If your publisher has any of these rights and doesn't sell them after a reasonable period of time, you can ask for the rights to revert to you and then you can sell them yourself.
Again, see Stroppy's blog posts about contracts.She has much more detail.
3. As a self-employed book-keeper in the day job (ug) I don't have a problem with tax returns and such, but I have met a number of would-be writers who panic at any mention of the Inland Revenue - they have no idea how to set up as self-employed or at what point they would be liable for income tax and national insurance. Some people I've spoken to have even been surprised tax isn't deducted at source. (Answers apply to the UK only.)

Everything you need to know is on the HMRC website. (Her Majesty's Revenue and Customs - the Inland Revenue as it used to be called.) EDITED TO ADD: don't forget to claim all allowable expenses to set against tax and thereby reduce your tax liability.
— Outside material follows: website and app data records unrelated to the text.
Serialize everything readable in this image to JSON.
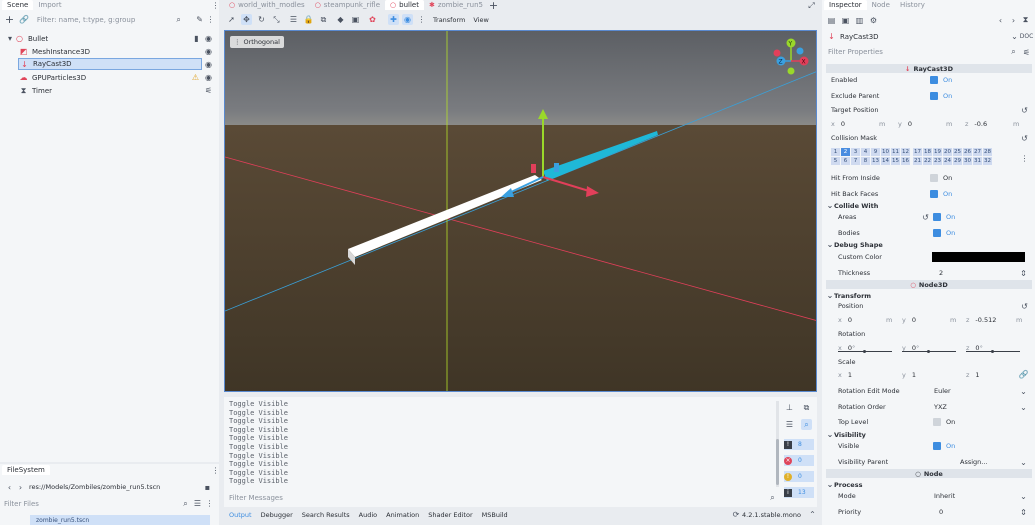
{
  "left": {
    "tabs": [
      "Scene",
      "Import"
    ],
    "filter_placeholder": "Filter: name, t:type, g:group",
    "tree": [
      "Bullet",
      "MeshInstance3D",
      "RayCast3D",
      "GPUParticles3D",
      "Timer"
    ]
  },
  "filesystem": {
    "title": "FileSystem",
    "path": "res://Models/Zombiles/zombie_run5.tscn",
    "filter_placeholder": "Filter Files",
    "file_item": "zombie_run5.tscn"
  },
  "editor_tabs": [
    "world_with_modles",
    "steampunk_rifle",
    "bullet",
    "zombie_run5"
  ],
  "toolbar": {
    "transform": "Transform",
    "view": "View"
  },
  "viewport": {
    "label": "Orthogonal",
    "gizmo_axes": [
      "Y",
      "X",
      "Z"
    ]
  },
  "console": {
    "lines": [
      "Toggle Visible",
      "Toggle Visible",
      "Toggle Visible",
      "Toggle Visible",
      "Toggle Visible",
      "Toggle Visible",
      "Toggle Visible",
      "Toggle Visible",
      "Toggle Visible",
      "Toggle Visible"
    ],
    "filter_placeholder": "Filter Messages",
    "counts": [
      "8",
      "0",
      "0",
      "13"
    ]
  },
  "bottom_tabs": [
    "Output",
    "Debugger",
    "Search Results",
    "Audio",
    "Animation",
    "Shader Editor",
    "MSBuild"
  ],
  "version": "4.2.1.stable.mono",
  "inspector": {
    "tabs": [
      "Inspector",
      "Node",
      "History"
    ],
    "node_name": "RayCast3D",
    "filter_placeholder": "Filter Properties",
    "section_raycast": "RayCast3D",
    "enabled": {
      "label": "Enabled",
      "value": "On"
    },
    "exclude_parent": {
      "label": "Exclude Parent",
      "value": "On"
    },
    "target_position": {
      "label": "Target Position",
      "x": "0",
      "y": "0",
      "z": "-0.6",
      "unit": "m"
    },
    "collision_mask": {
      "label": "Collision Mask",
      "row1": [
        "1",
        "2",
        "3",
        "4",
        "9",
        "10",
        "11",
        "12",
        "17",
        "18",
        "19",
        "20",
        "25",
        "26",
        "27",
        "28"
      ],
      "row2": [
        "5",
        "6",
        "7",
        "8",
        "13",
        "14",
        "15",
        "16",
        "21",
        "22",
        "23",
        "24",
        "29",
        "30",
        "31",
        "32"
      ]
    },
    "hit_from_inside": {
      "label": "Hit From Inside",
      "value": "On"
    },
    "hit_back_faces": {
      "label": "Hit Back Faces",
      "value": "On"
    },
    "collide_with": "Collide With",
    "areas": {
      "label": "Areas",
      "value": "On"
    },
    "bodies": {
      "label": "Bodies",
      "value": "On"
    },
    "debug_shape": "Debug Shape",
    "custom_color": {
      "label": "Custom Color",
      "color": "#000000"
    },
    "thickness": {
      "label": "Thickness",
      "value": "2"
    },
    "section_node3d": "Node3D",
    "transform": "Transform",
    "position": {
      "label": "Position",
      "x": "0",
      "y": "0",
      "z": "-0.512",
      "unit": "m"
    },
    "rotation": {
      "label": "Rotation",
      "x": "0",
      "y": "0",
      "z": "0",
      "unit": "°"
    },
    "scale": {
      "label": "Scale",
      "x": "1",
      "y": "1",
      "z": "1"
    },
    "rotation_edit_mode": {
      "label": "Rotation Edit Mode",
      "value": "Euler"
    },
    "rotation_order": {
      "label": "Rotation Order",
      "value": "YXZ"
    },
    "top_level": {
      "label": "Top Level",
      "value": "On"
    },
    "visibility": "Visibility",
    "visible": {
      "label": "Visible",
      "value": "On"
    },
    "visibility_parent": {
      "label": "Visibility Parent",
      "value": "Assign..."
    },
    "section_node": "Node",
    "process": "Process",
    "mode": {
      "label": "Mode",
      "value": "Inherit"
    },
    "priority": {
      "label": "Priority",
      "value": "0"
    }
  },
  "colors": {
    "accent": "#3d8de0",
    "viewport_sky": "#63666c",
    "viewport_ground": "#4a3e2e",
    "ray": "#1fb8d8",
    "y_axis": "#9ad82a",
    "x_axis": "#e23f5a",
    "z_axis": "#3aa0e0"
  }
}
The HMRC page is here:
Basically, you tell them you're self-employed; they ask some questions to establish that you are your own boss and that's you registered.
For National Insurance and income tax stuff, see this page. Note where it says, "You'll need to keep business records and details of your income so you can fill in an annual Self Assessment tax return." This is not complicated and you don't have to do it in a certain way - just keep receipts and record them so that you can add them up. Some details and advice are here.

Income tax -  once you are self-employed, none of your income from self-employment should ever be deducted at source. When you send invoices, make this clear. (Especially to local councils and universities. Grrrr.)
Don't be frightened of any of this stuff. HMRC are very helpful and have loads of leaflets. You can phone them with your queries. They may want to take your money but they make it very easy for you to give them the right amount.
Make sure you claim everything you are entitled to. A proportion of fuel bills if you work at home, for example, and many other "use of home" expenses. The information is all there on the HMRC site.
The Society of Authors also have useful leaflets. 
4. How feasible it is to expect to earn a living from writing. Just how flexible do you need to be? How many income streams should a working writer aim to secure? And, how long does it take to build up a reasonable income (I know this will depend on how hard someone's prepared to work)?
It's very difficult to earn a living from writing but much easier if:
  • You also do things like public speaking.
  • You value your expertise enough to charge for it.
  • You are very businesslike in your attitude. See Adrian Mead's blog post here.
  • You are diverse in your writing. The more irons in the fire, the greater the chances. And one thing can lead to another.
  • You write the "right" sort of books - in other words, books that sell in decent numbers. See my post here.
You see, it's not so much about how hard you work, though of course that's important. It's more that some types of writing are likely to earn more money than others. Writing a literary novel? Don't give up the day job. Writing a fantasy series about angels? Much more likely to earn money. Writing children's non-fiction and successful novels for 9-11s? With dragons? Hooray!

So, to answer the specific bits of the question: a) feasible but harder than most people think b) very c) depends on what they are, but three would be a good start d) it depends on what they write.

One thing I'd add to that last point, as it is also relevant to the over-riding question of how the money side of things works for authors: the book that you are writing now is a long way from actually bringing you any money at all. Supposing a publisher contacts you TODAY and says he loves it, the contract is probably still some months away, so your first payment can't be till then. Delivery of the finished MS will be some more months away. Publication could be 18 months away. The first royalties won't be computed till at least six months after that, and will need to allow for returns from the bookshops.

Patience is one thing we all need in truck-loads.

Thanks, Suzanne, for your questions!